Material shown →
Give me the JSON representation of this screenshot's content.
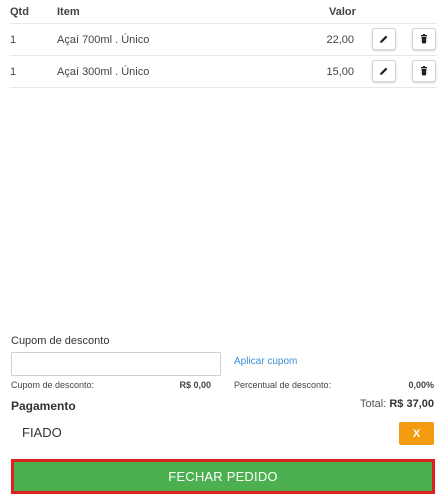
{
  "table": {
    "headers": {
      "qty": "Qtd",
      "item": "Item",
      "value": "Valor"
    },
    "rows": [
      {
        "qty": "1",
        "item": "Açaí 700ml . Único",
        "value": "22,00",
        "edit_icon": "pencil-icon",
        "delete_icon": "trash-icon"
      },
      {
        "qty": "1",
        "item": "Açaí 300ml . Único",
        "value": "15,00",
        "edit_icon": "pencil-icon",
        "delete_icon": "trash-icon"
      }
    ]
  },
  "coupon": {
    "title": "Cupom de desconto",
    "input_value": "",
    "input_placeholder": "",
    "apply_label": "Aplicar cupom"
  },
  "summary": {
    "coupon_label": "Cupom de desconto:",
    "coupon_value": "R$ 0,00",
    "percent_label": "Percentual de desconto:",
    "percent_value": "0,00%"
  },
  "payment": {
    "title": "Pagamento",
    "total_label": "Total:",
    "total_value": "R$ 37,00",
    "method": "FIADO",
    "remove_label": "X"
  },
  "actions": {
    "close_order_label": "FECHAR PEDIDO"
  },
  "colors": {
    "primary_green": "#4caf50",
    "highlight_border": "#dd2020",
    "warning_orange": "#f39c12",
    "link_blue": "#3a8fd8"
  }
}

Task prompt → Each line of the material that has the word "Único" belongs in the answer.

Solution to this problem →
        "item": "Açaí 700ml . Único",
        "item": "Açaí 300ml . Único",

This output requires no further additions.